Animating spatial data is not as simple as making a screencast of an existing interactive map. As we’ve experienced while working on a recent project for Transport for NSW, it’s about creating a storyline that the viewer can follow, a journey through geographical space and time.
What makes the video medium powerful is that you can carefully orchestrate visual and audio cues to immerse the audience into the world of data. This allows you take advantage of and direct the user to the most interesting and important aspects of the visualisation.
It’s about being selective about what you show, and realise that there will always be a battle between data accuracy, visual aesthetic and the user’s attention span.
1. Design for your audience first and foremost - do they need a detailed explanation with a dense visualisation? Most times the answer will be no - unless you’re designing for an especially specific and expert audience, in which case an interactive is the best way to go. Video spatial data visualisation is more about hinting at the potential insights that the data can provide, rather than giving away everything it contains.
2. Length and timing are key where user attention span is a precious resource. You want scenes to be short and to the point, but not so fast that the viewer misses key information. Consider continuous camera movement - how do you evoke the right emotional reactions from the viewer? Perhaps slowly following a single object in view as it moves through the space, and then exponentially speeding up as more objects appear, building up anticipation and excitement.
3. Zoom is a vital component in animation, where the camera can start at the most detailed level, focusing on a single aspect that can describe the dataset, and then gradually zoom out to show the big picture. In both of those instances it’s all about focusing on the small - a single aspect to grasp the concept - and the adding more elements to create context and communicate the scale of data. This allows the viewer to understand the meaning behind the data, even when more elements are added.
4. Storyboard and prototype to get the timing to perfectly align with the concept. This allows you to iterate quickly and plan your storyline; but you can also take it a step further by combining it with rapid prototyping and with data. Google Earth Pro is an excellent resource that allows you to visualise spatial data, with complete control over the camera view. You can import geolocation data in almost any form (lines, polygons, even 3D models) to create a rough cut of your visualisation using their Movie Maker tool. As a bonus, animation is possible if you know a bit about code and KML.

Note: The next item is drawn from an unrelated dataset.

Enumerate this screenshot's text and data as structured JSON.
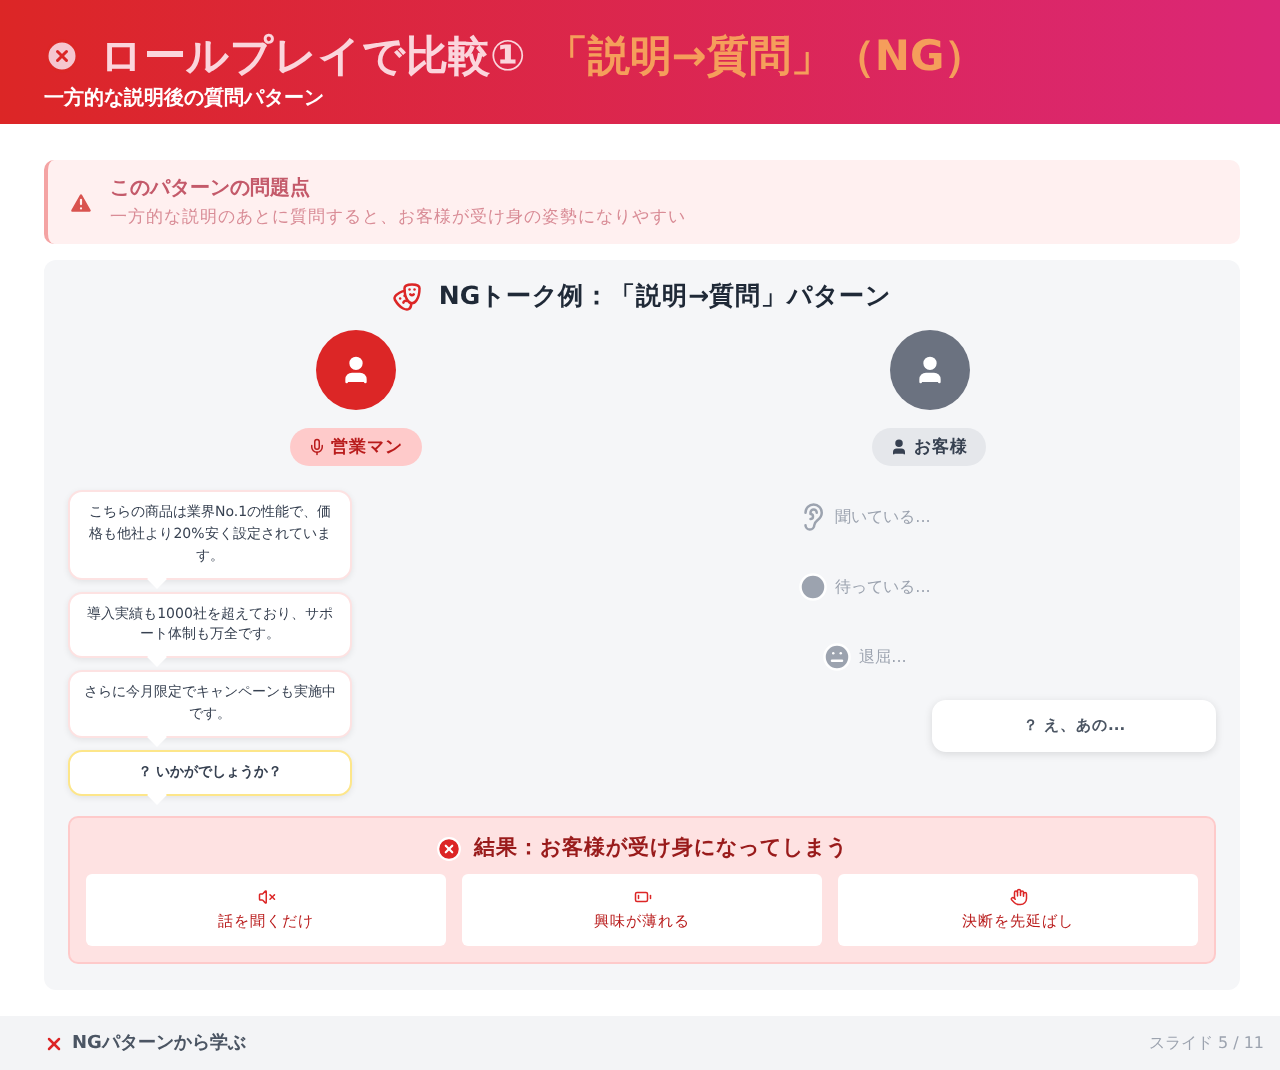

5. Test it and test it again. Much like getting user feedback on a design and implementation, a good indicator of a coherent story and timing is to get someone unfamiliar with the video to watch it, and then relay what they have understood. Is the feedback you’re getting what you want your audience to take away from the video? If not, adjust your timing, audio and perhaps even camera movements to narrow down on your concept.
3D spatial data visualisation gives us a whole new dimension to experiment with. The key is to apply basic filmmaking techniques - such as camera angles, movement, transitions - as well as UX principles to convey the story.
Take a look at our final spatial data animation video for the React to the Future project below.